[The data — start]
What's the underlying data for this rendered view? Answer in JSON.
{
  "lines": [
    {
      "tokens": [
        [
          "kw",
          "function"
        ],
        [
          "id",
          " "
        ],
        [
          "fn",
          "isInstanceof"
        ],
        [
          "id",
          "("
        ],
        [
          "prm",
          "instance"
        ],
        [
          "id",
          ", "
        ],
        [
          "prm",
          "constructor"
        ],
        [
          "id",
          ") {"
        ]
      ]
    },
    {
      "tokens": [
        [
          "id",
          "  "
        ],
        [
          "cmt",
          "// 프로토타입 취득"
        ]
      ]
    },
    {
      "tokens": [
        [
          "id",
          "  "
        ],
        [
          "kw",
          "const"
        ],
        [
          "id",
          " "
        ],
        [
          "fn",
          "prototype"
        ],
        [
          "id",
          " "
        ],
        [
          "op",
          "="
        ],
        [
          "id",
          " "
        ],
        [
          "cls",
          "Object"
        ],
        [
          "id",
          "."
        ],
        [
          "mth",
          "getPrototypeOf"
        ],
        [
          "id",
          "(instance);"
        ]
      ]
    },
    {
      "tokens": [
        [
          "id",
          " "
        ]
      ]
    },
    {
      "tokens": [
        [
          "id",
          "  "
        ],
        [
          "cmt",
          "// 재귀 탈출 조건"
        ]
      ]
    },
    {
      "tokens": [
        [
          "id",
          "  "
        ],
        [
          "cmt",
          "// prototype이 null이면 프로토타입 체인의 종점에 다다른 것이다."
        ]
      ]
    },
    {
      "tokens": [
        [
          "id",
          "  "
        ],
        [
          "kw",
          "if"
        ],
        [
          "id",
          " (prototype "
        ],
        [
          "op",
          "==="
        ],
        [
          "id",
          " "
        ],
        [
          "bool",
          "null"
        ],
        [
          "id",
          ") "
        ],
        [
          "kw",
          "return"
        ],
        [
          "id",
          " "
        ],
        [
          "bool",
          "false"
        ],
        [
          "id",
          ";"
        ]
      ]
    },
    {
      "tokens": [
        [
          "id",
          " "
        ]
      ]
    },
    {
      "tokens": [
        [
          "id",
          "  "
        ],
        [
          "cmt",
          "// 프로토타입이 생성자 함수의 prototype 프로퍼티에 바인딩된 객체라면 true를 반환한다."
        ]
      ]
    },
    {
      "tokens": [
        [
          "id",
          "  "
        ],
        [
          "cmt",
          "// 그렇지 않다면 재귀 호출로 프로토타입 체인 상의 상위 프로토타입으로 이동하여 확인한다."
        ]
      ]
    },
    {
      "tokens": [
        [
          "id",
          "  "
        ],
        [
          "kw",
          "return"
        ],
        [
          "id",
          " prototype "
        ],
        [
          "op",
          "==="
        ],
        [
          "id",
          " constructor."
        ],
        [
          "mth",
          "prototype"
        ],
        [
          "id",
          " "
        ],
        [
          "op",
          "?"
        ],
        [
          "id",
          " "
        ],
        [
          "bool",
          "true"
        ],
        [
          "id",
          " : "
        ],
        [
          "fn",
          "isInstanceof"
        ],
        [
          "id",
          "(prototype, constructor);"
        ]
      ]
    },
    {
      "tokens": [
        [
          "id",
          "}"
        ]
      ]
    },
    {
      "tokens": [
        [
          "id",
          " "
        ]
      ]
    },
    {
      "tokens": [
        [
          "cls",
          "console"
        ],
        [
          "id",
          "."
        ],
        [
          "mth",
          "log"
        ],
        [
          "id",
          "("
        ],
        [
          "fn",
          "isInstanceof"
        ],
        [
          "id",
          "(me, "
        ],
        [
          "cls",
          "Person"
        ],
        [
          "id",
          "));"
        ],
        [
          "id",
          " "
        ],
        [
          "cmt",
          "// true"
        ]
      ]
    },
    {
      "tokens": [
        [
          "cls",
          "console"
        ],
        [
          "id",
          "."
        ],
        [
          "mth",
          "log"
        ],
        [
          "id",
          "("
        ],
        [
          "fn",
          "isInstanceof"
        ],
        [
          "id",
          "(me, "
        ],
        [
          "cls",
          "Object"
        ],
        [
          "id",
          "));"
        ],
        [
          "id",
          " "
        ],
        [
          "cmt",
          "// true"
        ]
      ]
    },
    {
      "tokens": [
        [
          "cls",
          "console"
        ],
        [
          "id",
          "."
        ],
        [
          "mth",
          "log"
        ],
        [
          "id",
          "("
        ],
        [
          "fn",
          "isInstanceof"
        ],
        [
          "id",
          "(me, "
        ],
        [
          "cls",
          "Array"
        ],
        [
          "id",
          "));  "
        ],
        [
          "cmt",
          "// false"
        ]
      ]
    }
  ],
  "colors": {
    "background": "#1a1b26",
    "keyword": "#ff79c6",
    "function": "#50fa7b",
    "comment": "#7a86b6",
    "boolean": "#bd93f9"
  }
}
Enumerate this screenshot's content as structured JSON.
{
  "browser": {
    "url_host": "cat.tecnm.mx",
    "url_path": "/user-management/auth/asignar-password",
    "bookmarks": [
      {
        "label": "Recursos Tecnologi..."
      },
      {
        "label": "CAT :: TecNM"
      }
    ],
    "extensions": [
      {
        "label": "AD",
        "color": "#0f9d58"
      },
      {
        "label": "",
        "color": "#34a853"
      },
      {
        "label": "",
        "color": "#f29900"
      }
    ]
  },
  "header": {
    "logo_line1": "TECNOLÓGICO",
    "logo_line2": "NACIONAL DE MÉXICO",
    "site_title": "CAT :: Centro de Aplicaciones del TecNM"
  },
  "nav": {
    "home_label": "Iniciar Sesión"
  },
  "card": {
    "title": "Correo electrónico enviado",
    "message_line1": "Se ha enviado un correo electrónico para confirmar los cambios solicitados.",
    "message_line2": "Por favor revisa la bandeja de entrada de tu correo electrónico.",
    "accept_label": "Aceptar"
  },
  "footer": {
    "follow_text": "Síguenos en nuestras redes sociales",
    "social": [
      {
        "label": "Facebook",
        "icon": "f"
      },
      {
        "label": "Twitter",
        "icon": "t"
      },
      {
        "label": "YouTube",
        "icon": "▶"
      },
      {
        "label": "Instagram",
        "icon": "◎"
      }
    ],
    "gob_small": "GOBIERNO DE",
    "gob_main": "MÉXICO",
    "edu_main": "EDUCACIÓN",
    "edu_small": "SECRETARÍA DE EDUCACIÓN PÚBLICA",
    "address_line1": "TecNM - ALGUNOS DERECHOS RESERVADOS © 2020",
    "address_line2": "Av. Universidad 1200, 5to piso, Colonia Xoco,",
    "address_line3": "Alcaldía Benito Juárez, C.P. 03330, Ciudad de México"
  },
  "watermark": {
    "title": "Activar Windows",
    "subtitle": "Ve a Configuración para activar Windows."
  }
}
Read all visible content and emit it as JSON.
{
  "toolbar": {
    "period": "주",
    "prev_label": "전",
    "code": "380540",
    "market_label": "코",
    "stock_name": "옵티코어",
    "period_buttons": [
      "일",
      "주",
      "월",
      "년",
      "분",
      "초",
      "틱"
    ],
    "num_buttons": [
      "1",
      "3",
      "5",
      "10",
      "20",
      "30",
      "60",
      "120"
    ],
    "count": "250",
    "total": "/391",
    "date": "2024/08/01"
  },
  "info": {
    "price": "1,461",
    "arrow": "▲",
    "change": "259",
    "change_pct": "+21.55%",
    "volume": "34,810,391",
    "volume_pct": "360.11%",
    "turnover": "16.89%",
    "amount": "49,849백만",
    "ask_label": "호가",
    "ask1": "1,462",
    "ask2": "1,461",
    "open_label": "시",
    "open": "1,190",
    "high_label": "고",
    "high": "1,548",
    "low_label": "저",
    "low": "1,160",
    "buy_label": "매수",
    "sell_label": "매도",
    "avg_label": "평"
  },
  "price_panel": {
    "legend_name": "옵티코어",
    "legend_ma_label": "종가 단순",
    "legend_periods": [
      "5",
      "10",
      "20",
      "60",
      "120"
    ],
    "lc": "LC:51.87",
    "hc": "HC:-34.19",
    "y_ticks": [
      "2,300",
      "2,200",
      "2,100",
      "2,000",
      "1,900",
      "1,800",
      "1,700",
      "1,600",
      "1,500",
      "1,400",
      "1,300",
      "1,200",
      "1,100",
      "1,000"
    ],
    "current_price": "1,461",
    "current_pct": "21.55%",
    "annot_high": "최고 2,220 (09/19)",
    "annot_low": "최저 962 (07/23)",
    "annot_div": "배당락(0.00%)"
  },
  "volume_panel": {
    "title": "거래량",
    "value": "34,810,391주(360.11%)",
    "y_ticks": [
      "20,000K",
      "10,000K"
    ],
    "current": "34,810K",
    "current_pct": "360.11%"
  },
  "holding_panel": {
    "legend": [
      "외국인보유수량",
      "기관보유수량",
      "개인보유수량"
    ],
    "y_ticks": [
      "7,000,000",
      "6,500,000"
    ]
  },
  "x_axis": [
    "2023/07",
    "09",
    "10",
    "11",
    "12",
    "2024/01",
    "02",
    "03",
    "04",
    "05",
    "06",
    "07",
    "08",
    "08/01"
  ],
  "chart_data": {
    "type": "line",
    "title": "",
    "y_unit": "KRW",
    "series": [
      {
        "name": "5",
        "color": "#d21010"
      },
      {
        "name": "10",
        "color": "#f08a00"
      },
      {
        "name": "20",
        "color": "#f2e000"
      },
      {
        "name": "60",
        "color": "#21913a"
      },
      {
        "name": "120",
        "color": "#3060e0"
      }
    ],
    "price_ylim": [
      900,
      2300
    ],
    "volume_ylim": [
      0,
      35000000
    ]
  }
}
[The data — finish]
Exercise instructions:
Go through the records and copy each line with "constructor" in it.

Response for this exercise:
          "constructor"
          " constructor."
          "(prototype, constructor);"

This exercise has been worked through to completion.